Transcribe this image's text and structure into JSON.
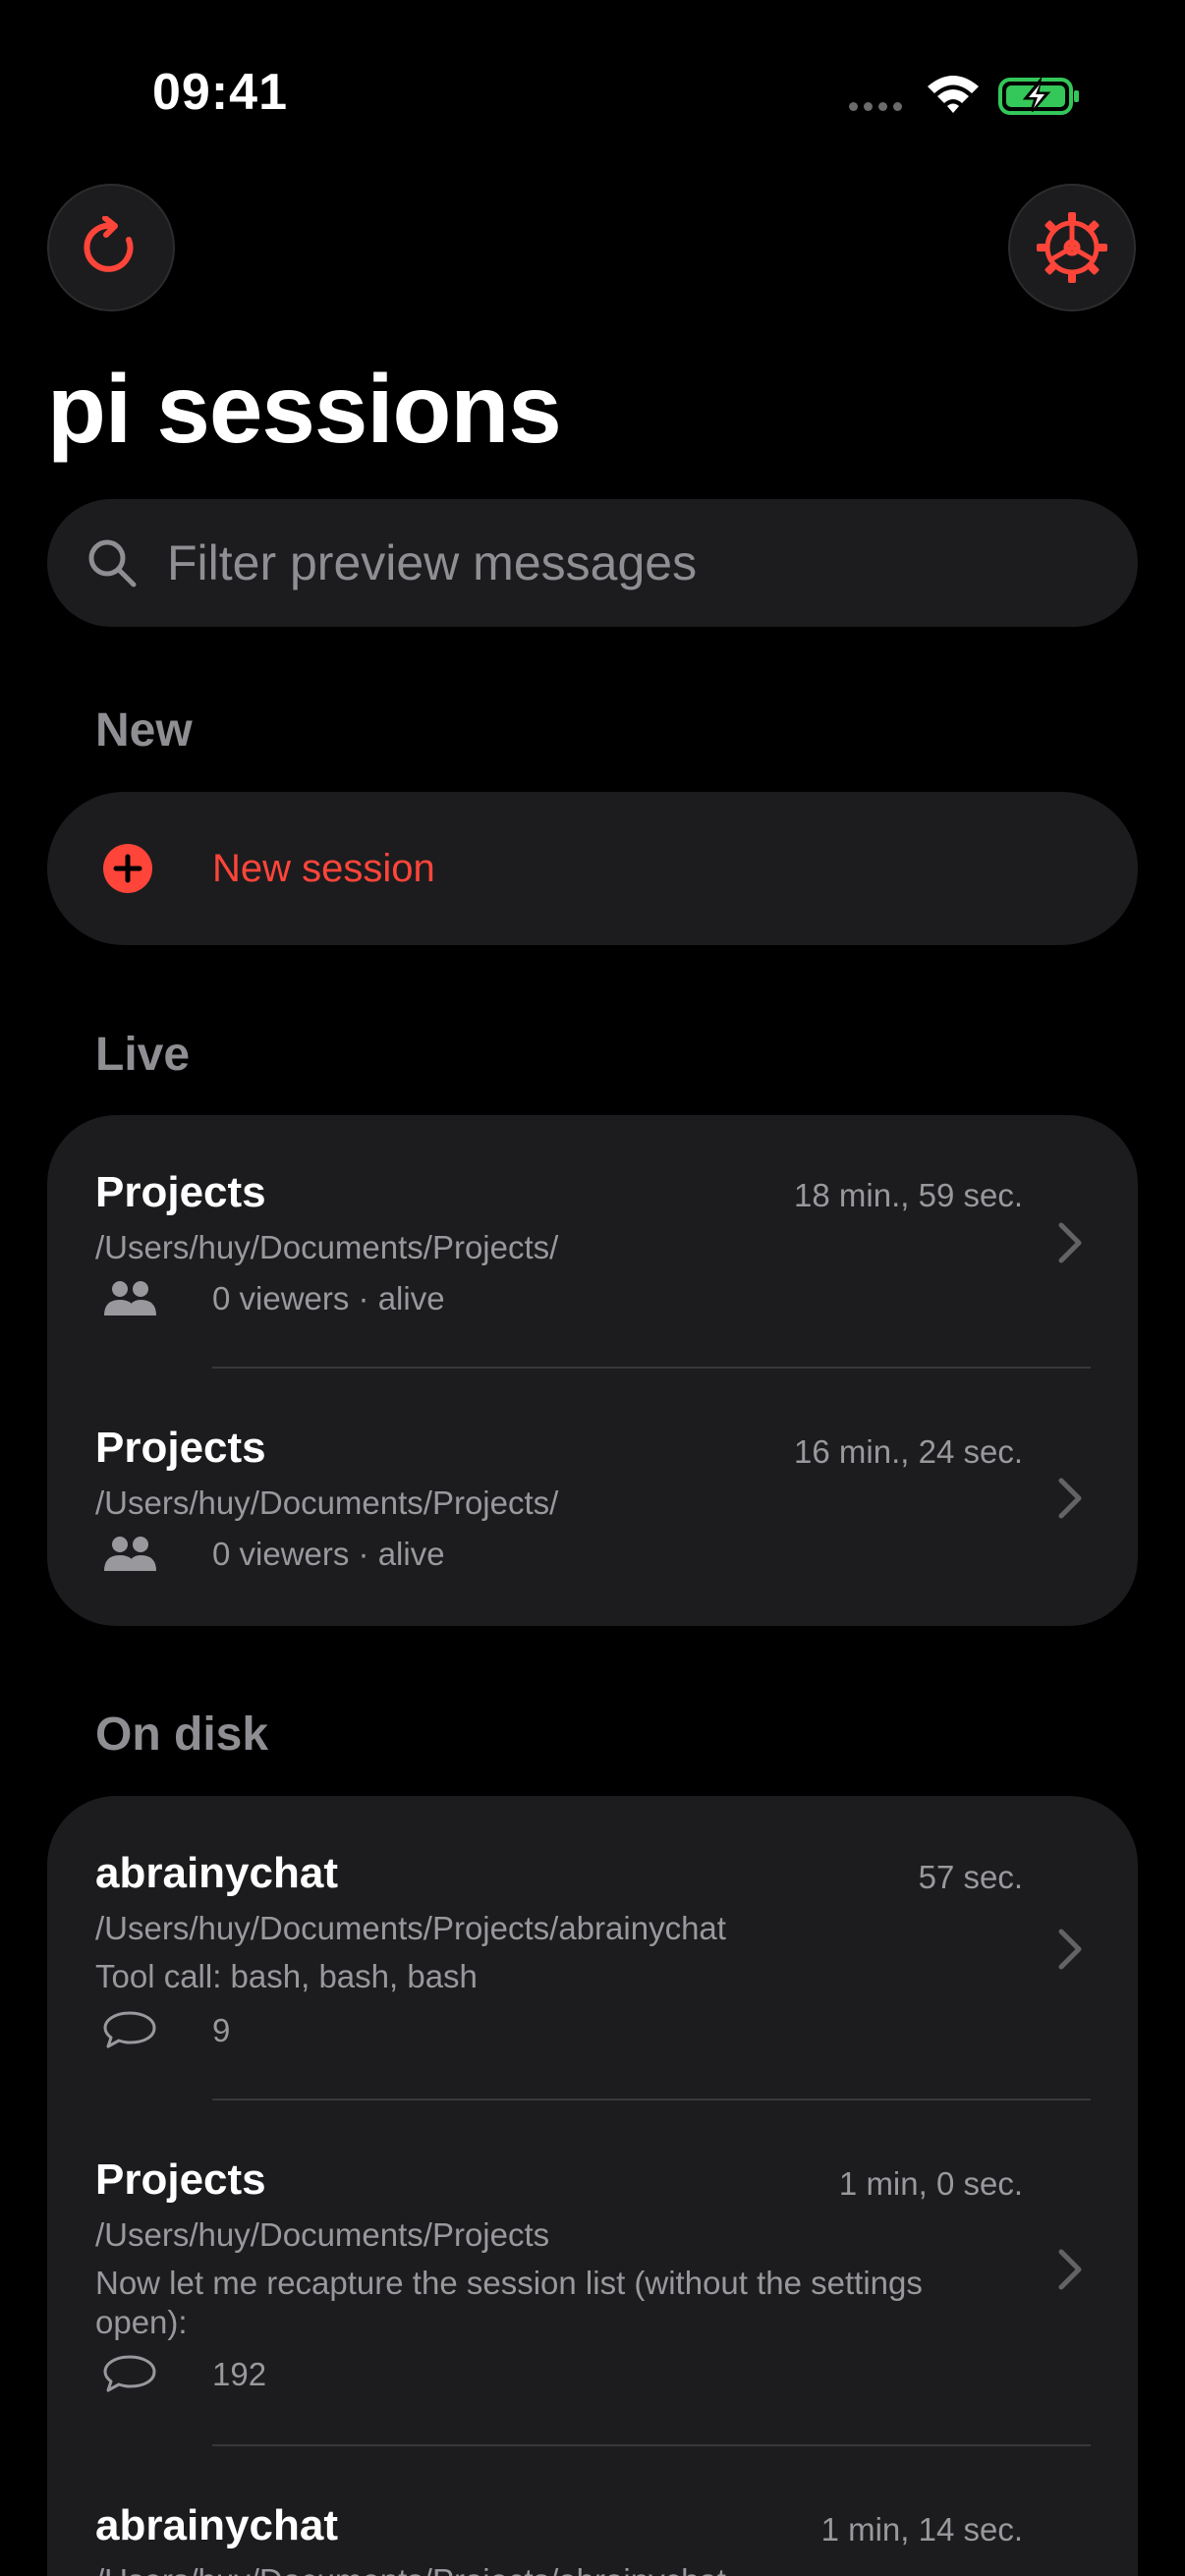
{
  "status_bar": {
    "time": "09:41"
  },
  "page_title": "pi sessions",
  "search": {
    "placeholder": "Filter preview messages"
  },
  "sections": {
    "new": {
      "header": "New",
      "new_session_label": "New session"
    },
    "live": {
      "header": "Live",
      "rows": [
        {
          "title": "Projects",
          "time": "18 min., 59 sec.",
          "path": "/Users/huy/Documents/Projects/",
          "meta": "0 viewers · alive"
        },
        {
          "title": "Projects",
          "time": "16 min., 24 sec.",
          "path": "/Users/huy/Documents/Projects/",
          "meta": "0 viewers · alive"
        }
      ]
    },
    "on_disk": {
      "header": "On disk",
      "rows": [
        {
          "title": "abrainychat",
          "time": "57 sec.",
          "path": "/Users/huy/Documents/Projects/abrainychat",
          "preview": "Tool call: bash, bash, bash",
          "count": "9"
        },
        {
          "title": "Projects",
          "time": "1 min, 0 sec.",
          "path": "/Users/huy/Documents/Projects",
          "preview": "Now let me recapture the session list (without the settings open):",
          "count": "192"
        },
        {
          "title": "abrainychat",
          "time": "1 min, 14 sec.",
          "path": "/Users/huy/Documents/Projects/abrainychat"
        }
      ]
    }
  },
  "colors": {
    "accent": "#ff453a",
    "background": "#000000",
    "card": "#1c1c1e",
    "secondary_text": "#98989d",
    "battery": "#34c759"
  },
  "icons": {
    "refresh": "refresh-icon",
    "settings": "gear-icon",
    "search": "search-icon",
    "new": "plus-circle-icon",
    "viewers": "people-icon",
    "messages": "chat-bubble-icon",
    "disclosure": "chevron-right-icon"
  }
}
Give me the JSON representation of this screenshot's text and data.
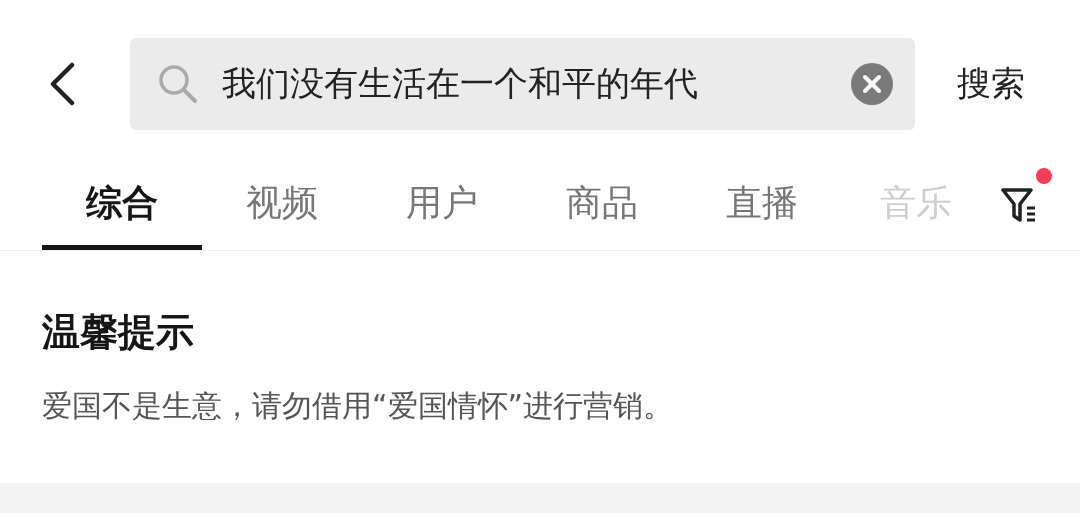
{
  "search": {
    "value": "我们没有生活在一个和平的年代",
    "button": "搜索"
  },
  "tabs": [
    {
      "label": "综合",
      "selected": true
    },
    {
      "label": "视频",
      "selected": false
    },
    {
      "label": "用户",
      "selected": false
    },
    {
      "label": "商品",
      "selected": false
    },
    {
      "label": "直播",
      "selected": false
    },
    {
      "label": "音乐",
      "selected": false
    }
  ],
  "filter": {
    "badge": true
  },
  "notice": {
    "title": "温馨提示",
    "text": "爱国不是生意，请勿借用“爱国情怀”进行营销。"
  }
}
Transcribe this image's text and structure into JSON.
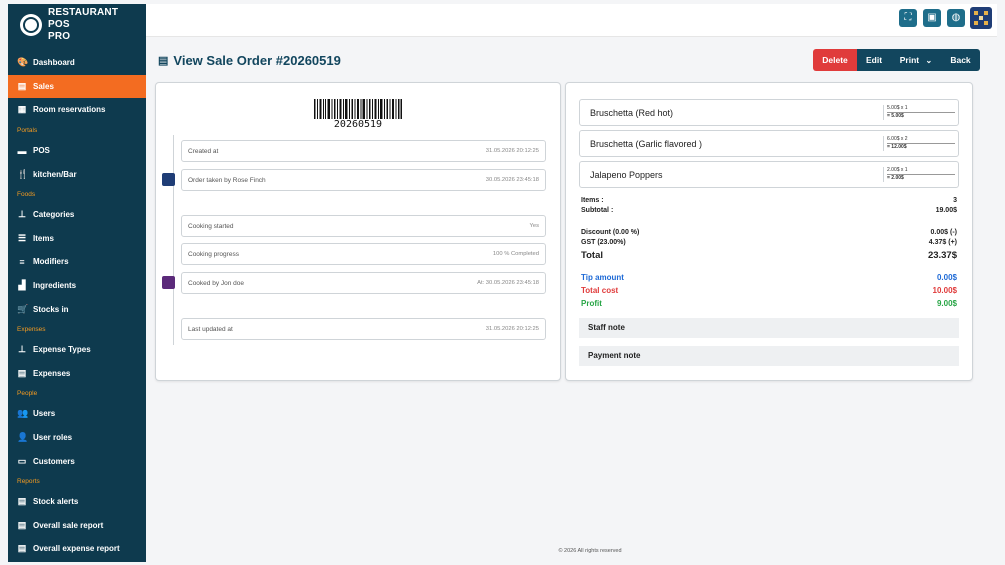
{
  "app": {
    "title_line1": "RESTAURANT POS",
    "title_line2": "PRO"
  },
  "sidebar": {
    "items": [
      {
        "type": "item",
        "label": "Dashboard",
        "icon": "palette-icon",
        "glyph": "🎨",
        "active": false
      },
      {
        "type": "item",
        "label": "Sales",
        "icon": "sales-doc-icon",
        "glyph": "▤",
        "active": true
      },
      {
        "type": "item",
        "label": "Room reservations",
        "icon": "calendar-icon",
        "glyph": "▦",
        "active": false
      },
      {
        "type": "section",
        "label": "Portals"
      },
      {
        "type": "item",
        "label": "POS",
        "icon": "pos-icon",
        "glyph": "▬",
        "active": false
      },
      {
        "type": "item",
        "label": "kitchen/Bar",
        "icon": "utensils-icon",
        "glyph": "🍴",
        "active": false
      },
      {
        "type": "section",
        "label": "Foods"
      },
      {
        "type": "item",
        "label": "Categories",
        "icon": "sitemap-icon",
        "glyph": "⊥",
        "active": false
      },
      {
        "type": "item",
        "label": "Items",
        "icon": "list-icon",
        "glyph": "☰",
        "active": false
      },
      {
        "type": "item",
        "label": "Modifiers",
        "icon": "bars-icon",
        "glyph": "≡",
        "active": false
      },
      {
        "type": "item",
        "label": "Ingredients",
        "icon": "cubes-icon",
        "glyph": "▟",
        "active": false
      },
      {
        "type": "item",
        "label": "Stocks in",
        "icon": "cart-icon",
        "glyph": "🛒",
        "active": false
      },
      {
        "type": "section",
        "label": "Expenses"
      },
      {
        "type": "item",
        "label": "Expense Types",
        "icon": "sitemap-icon",
        "glyph": "⊥",
        "active": false
      },
      {
        "type": "item",
        "label": "Expenses",
        "icon": "file-icon",
        "glyph": "▤",
        "active": false
      },
      {
        "type": "section",
        "label": "People"
      },
      {
        "type": "item",
        "label": "Users",
        "icon": "users-icon",
        "glyph": "👥",
        "active": false
      },
      {
        "type": "item",
        "label": "User roles",
        "icon": "user-shield-icon",
        "glyph": "👤",
        "active": false
      },
      {
        "type": "item",
        "label": "Customers",
        "icon": "store-icon",
        "glyph": "▭",
        "active": false
      },
      {
        "type": "section",
        "label": "Reports"
      },
      {
        "type": "item",
        "label": "Stock alerts",
        "icon": "file-icon",
        "glyph": "▤",
        "active": false
      },
      {
        "type": "item",
        "label": "Overall sale report",
        "icon": "file-icon",
        "glyph": "▤",
        "active": false
      },
      {
        "type": "item",
        "label": "Overall expense report",
        "icon": "file-icon",
        "glyph": "▤",
        "active": false
      }
    ]
  },
  "topbar": {
    "buttons": [
      {
        "icon": "fullscreen-icon",
        "glyph": "⛶"
      },
      {
        "icon": "cash-register-icon",
        "glyph": "▣"
      },
      {
        "icon": "globe-icon",
        "glyph": "◍"
      }
    ]
  },
  "page": {
    "title": "View Sale Order #20260519"
  },
  "actions": {
    "delete": "Delete",
    "edit": "Edit",
    "print": "Print",
    "print_caret": "⌄",
    "back": "Back"
  },
  "order": {
    "barcode_number": "20260519",
    "timeline": [
      {
        "label": "Created at",
        "value": "31.05.2026 20:12:25",
        "avatar": false
      },
      {
        "label": "Order taken by Rose Finch",
        "value": "30.05.2026 23:45:18",
        "avatar": true
      },
      {
        "label": "Cooking started",
        "value": "Yes",
        "avatar": false
      },
      {
        "label": "Cooking progress",
        "value": "100 % Completed",
        "avatar": false
      },
      {
        "label": "Cooked by Jon doe",
        "value": "At: 30.05.2026 23:45:18",
        "avatar": true
      },
      {
        "label": "Last updated at",
        "value": "31.05.2026 20:12:25",
        "avatar": false
      }
    ],
    "items": [
      {
        "name": "Bruschetta (Red hot)",
        "calc": "5.00$ x 1",
        "total": "= 5.00$"
      },
      {
        "name": "Bruschetta (Garlic flavored )",
        "calc": "6.00$ x 2",
        "total": "= 12.00$"
      },
      {
        "name": "Jalapeno Poppers",
        "calc": "2.00$ x 1",
        "total": "= 2.00$"
      }
    ],
    "summary": {
      "items_label": "Items :",
      "items_value": "3",
      "subtotal_label": "Subtotal :",
      "subtotal_value": "19.00$",
      "discount_label": "Discount (0.00 %)",
      "discount_value": "0.00$ (-)",
      "gst_label": "GST (23.00%)",
      "gst_value": "4.37$ (+)",
      "total_label": "Total",
      "total_value": "23.37$",
      "tip_label": "Tip amount",
      "tip_value": "0.00$",
      "cost_label": "Total cost",
      "cost_value": "10.00$",
      "profit_label": "Profit",
      "profit_value": "9.00$"
    },
    "notes": {
      "staff": "Staff note",
      "payment": "Payment note"
    }
  },
  "footer": {
    "text": "© 2026 All rights reserved"
  }
}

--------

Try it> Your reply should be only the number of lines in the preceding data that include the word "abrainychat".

Answer to this exercise> 4